This past spring, the campus launched a campaign to recognize first-generation graduates with the virtual first-generation recognition site. About 220 first-gen graduates were recognized on the website which featured profiles of students translated into 16 different languages for families.
And at the alumni level, the first-generation alumni affinity group Tritons Connect allows first-generation college graduates to receive mentorship, network with other professional, and get connected to job opportunities.
New and existing resources put first-generation students first
Student Retention and Success programs and resources within the Vice Chancellor for Student Affairs unit recognize that the first-generation identity intersects with so many other unique attributes of our students.
“Our first-generation students come from and intersect with various student populations,” said Ebonee Williams, Interim Assistant Vice Chancellor–Student Retention & Success. “Whether they are transfers, first-time students, military connected, undocumented, low-income or minority student populations, our unit consistently delivers holistic, data-driven and culturally relevant support for these students.”
“As a First-Forward Advisory Institution we will serve as a role model for a cohort of colleges and universities trying to launch and increase their first-generation student success initiatives,” said Lindsay Romasanta, director for the Student Success Coaching program. “Being part of this national network will enable select faculty and staff to engage with peer and aspirational institutions who are also creating environments that improve the experiences and outcomes of first-generation students. Overall, it strengthens our ability further our impact on first-generation student success.”
UC San Diego’s leadership on this issue has earned the support of alumna Sandra Timmons,’81, who was also a first-generation student. She and her husband are members of the Campaign for UC San Diego Cabinet. Timmons is also a trustee on the UC San Diego Foundation Board where she chairs the donor engagement and stewardship committee and serves as chair of Chancellor's Associates.
Timmons experiences as an undergraduate made an indelible impact on her giving. She supports a variety of causes across campus, and around the world, that help young people succeed academically and in life.
“Having been a first-gen student myself I know that navigating one’s way through school is difficult, with the greatest pitfalls being not knowing what you don’t know,” Timmons explained. “‘Can you ask for help in classes, how to file for financial aid, or is it’s okay to want to do a year abroad if your family isn’t supporting you?’ are questions these students have to navigate.”
Timmons has been a strong advocate of the Chancellor’s Associates Scholars Program for the inclusive community and guidance it provides in addition to financial support. When coupled with financial aid, the scholarship program offers students resources that cover the cost of education, including housing and supplies, making it possible for families and students to avoid loans while earning a degree.

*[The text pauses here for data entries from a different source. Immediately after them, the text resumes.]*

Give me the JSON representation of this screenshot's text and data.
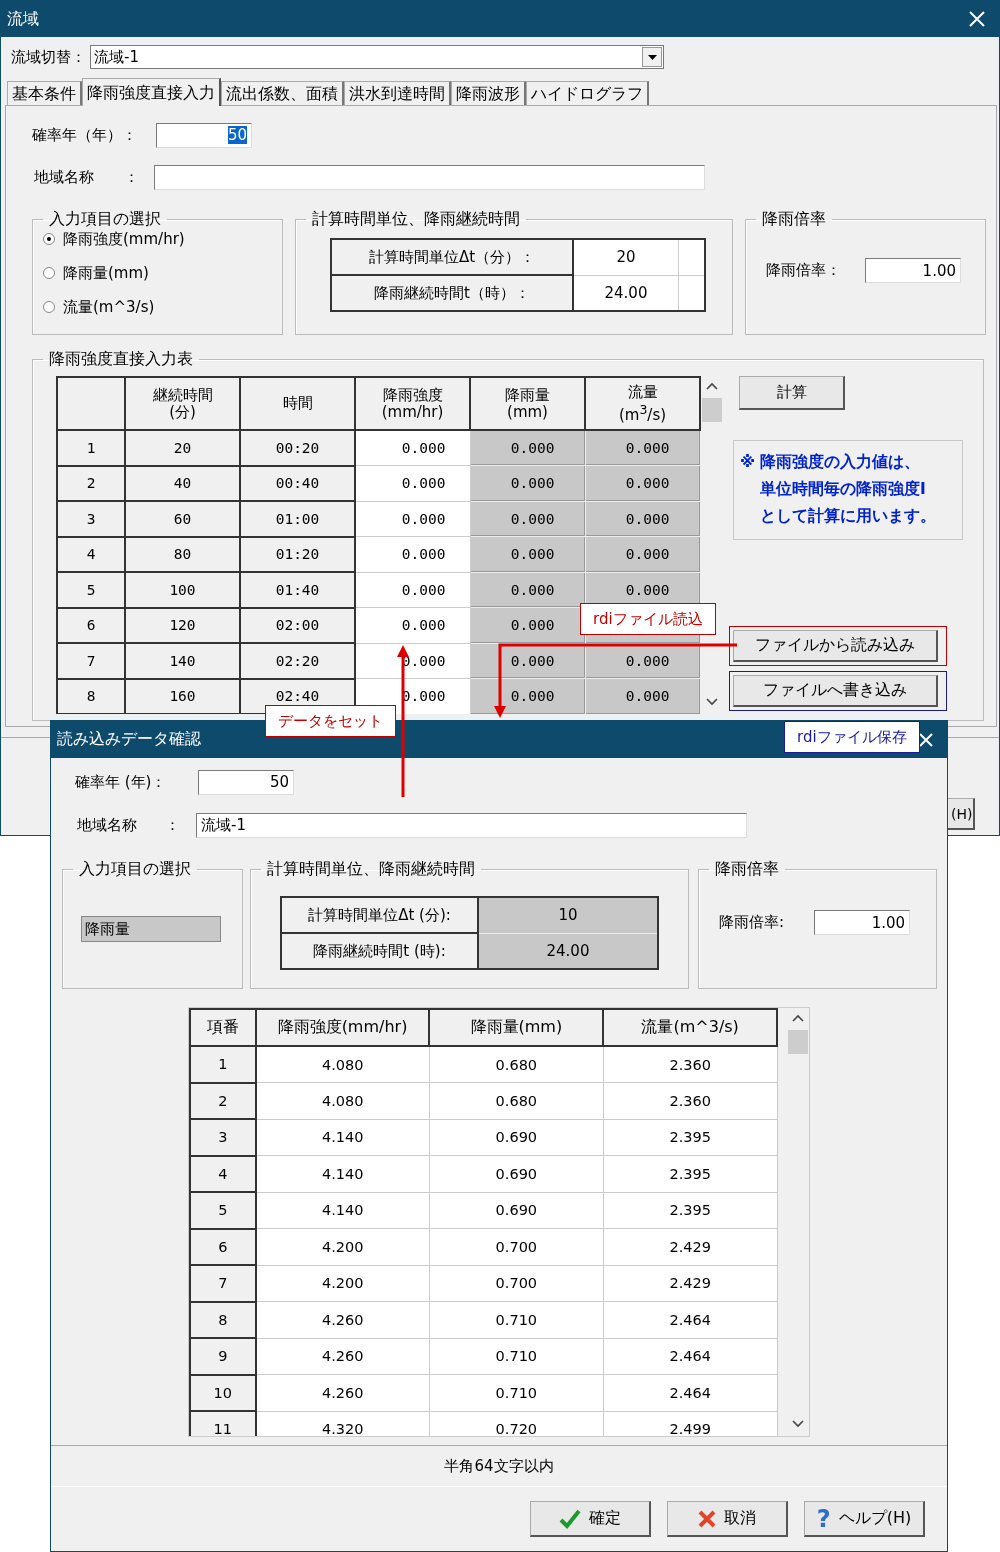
{
  "main_window": {
    "title": "流域",
    "basin_switch": {
      "label": "流域切替：",
      "value": "流域-1"
    },
    "tabs": [
      {
        "label": "基本条件",
        "selected": false
      },
      {
        "label": "降雨強度直接入力",
        "selected": true
      },
      {
        "label": "流出係数、面積",
        "selected": false
      },
      {
        "label": "洪水到達時間",
        "selected": false
      },
      {
        "label": "降雨波形",
        "selected": false
      },
      {
        "label": "ハイドログラフ",
        "selected": false
      }
    ],
    "probability_year": {
      "label": "確率年（年）：",
      "value": "50",
      "highlighted": true
    },
    "region_name": {
      "label": "地域名称",
      "colon": "："
    },
    "input_selection": {
      "title": "入力項目の選択",
      "options": [
        {
          "label": "降雨強度(mm/hr)",
          "selected": true
        },
        {
          "label": "降雨量(mm)",
          "selected": false
        },
        {
          "label": "流量(m^3/s)",
          "selected": false
        }
      ]
    },
    "time_group": {
      "title": "計算時間単位、降雨継続時間",
      "rows": [
        {
          "label": "計算時間単位Δt（分）：",
          "value": "20"
        },
        {
          "label": "降雨継続時間t（時）：",
          "value": "24.00"
        }
      ]
    },
    "rain_factor": {
      "title": "降雨倍率",
      "label": "降雨倍率：",
      "value": "1.00"
    },
    "table_group": {
      "title": "降雨強度直接入力表",
      "columns": [
        {
          "kind": "index"
        },
        {
          "lines": [
            "継続時間",
            "(分)"
          ],
          "kind": "plain"
        },
        {
          "lines": [
            "時間"
          ],
          "kind": "plain"
        },
        {
          "lines": [
            "降雨強度",
            "(mm/hr)"
          ],
          "kind": "input"
        },
        {
          "lines": [
            "降雨量",
            "(mm)"
          ],
          "kind": "computed"
        },
        {
          "lines": [
            "流量",
            "(m$^{3}$/s)"
          ],
          "kind": "computed"
        }
      ],
      "rows": [
        [
          "1",
          "20",
          "00:20",
          "0.000",
          "0.000",
          "0.000"
        ],
        [
          "2",
          "40",
          "00:40",
          "0.000",
          "0.000",
          "0.000"
        ],
        [
          "3",
          "60",
          "01:00",
          "0.000",
          "0.000",
          "0.000"
        ],
        [
          "4",
          "80",
          "01:20",
          "0.000",
          "0.000",
          "0.000"
        ],
        [
          "5",
          "100",
          "01:40",
          "0.000",
          "0.000",
          "0.000"
        ],
        [
          "6",
          "120",
          "02:00",
          "0.000",
          "0.000",
          null
        ],
        [
          "7",
          "140",
          "02:20",
          "0.000",
          "0.000",
          "0.000"
        ],
        [
          "8",
          "160",
          "02:40",
          "0.000",
          "0.000",
          "0.000"
        ]
      ]
    },
    "calc_button": "計算",
    "note": [
      "※ 降雨強度の入力値は、",
      "単位時間毎の降雨強度I",
      "として計算に用います。"
    ],
    "file_buttons": [
      {
        "label": "ファイルから読み込み",
        "color": "#c00000"
      },
      {
        "label": "ファイルへ書き込み",
        "color": "#1a1a9a"
      }
    ],
    "help_button": "(H)"
  },
  "callouts": [
    {
      "text": "rdiファイル読込",
      "color": "#c00000"
    },
    {
      "text": "データをセット",
      "color": "#c00000"
    },
    {
      "text": "rdiファイル保存",
      "color": "#1a1a9a"
    }
  ],
  "dialog": {
    "title": "読み込みデータ確認",
    "probability_year": {
      "label": "確率年 (年)：",
      "value": "50"
    },
    "region_name": {
      "label": "地域名称",
      "colon": "：",
      "value": "流域-1"
    },
    "input_selection": {
      "title": "入力項目の選択",
      "value": "降雨量"
    },
    "time_group": {
      "title": "計算時間単位、降雨継続時間",
      "rows": [
        {
          "label": "計算時間単位Δt (分):",
          "value": "10"
        },
        {
          "label": "降雨継続時間t (時):",
          "value": "24.00"
        }
      ]
    },
    "rain_factor": {
      "title": "降雨倍率",
      "label": "降雨倍率:",
      "value": "1.00"
    },
    "columns": [
      "項番",
      "降雨強度(mm/hr)",
      "降雨量(mm)",
      "流量(m^3/s)"
    ],
    "rows": [
      [
        "1",
        "4.080",
        "0.680",
        "2.360"
      ],
      [
        "2",
        "4.080",
        "0.680",
        "2.360"
      ],
      [
        "3",
        "4.140",
        "0.690",
        "2.395"
      ],
      [
        "4",
        "4.140",
        "0.690",
        "2.395"
      ],
      [
        "5",
        "4.140",
        "0.690",
        "2.395"
      ],
      [
        "6",
        "4.200",
        "0.700",
        "2.429"
      ],
      [
        "7",
        "4.200",
        "0.700",
        "2.429"
      ],
      [
        "8",
        "4.260",
        "0.710",
        "2.464"
      ],
      [
        "9",
        "4.260",
        "0.710",
        "2.464"
      ],
      [
        "10",
        "4.260",
        "0.710",
        "2.464"
      ],
      [
        "11",
        "4.320",
        "0.720",
        "2.499"
      ]
    ],
    "status": "半角64文字以内",
    "buttons": [
      {
        "label": "確定",
        "kind": "ok"
      },
      {
        "label": "取消",
        "kind": "cancel"
      },
      {
        "label": "ヘルプ(H)",
        "kind": "help",
        "icon": "?"
      }
    ]
  }
}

“The program embraces students before they begin classes, which is a wonderful way to ensure students can learn about the educational system, get help with classes and can find a safe place to explore all the possibilities UC San Diego has to offer,” Timmons said. “Having others who are on the same path as you—first in your family to go to college, who have had similar struggles and experiences—lets you know you can do this, you do belong, and there are others with whom you share this process.”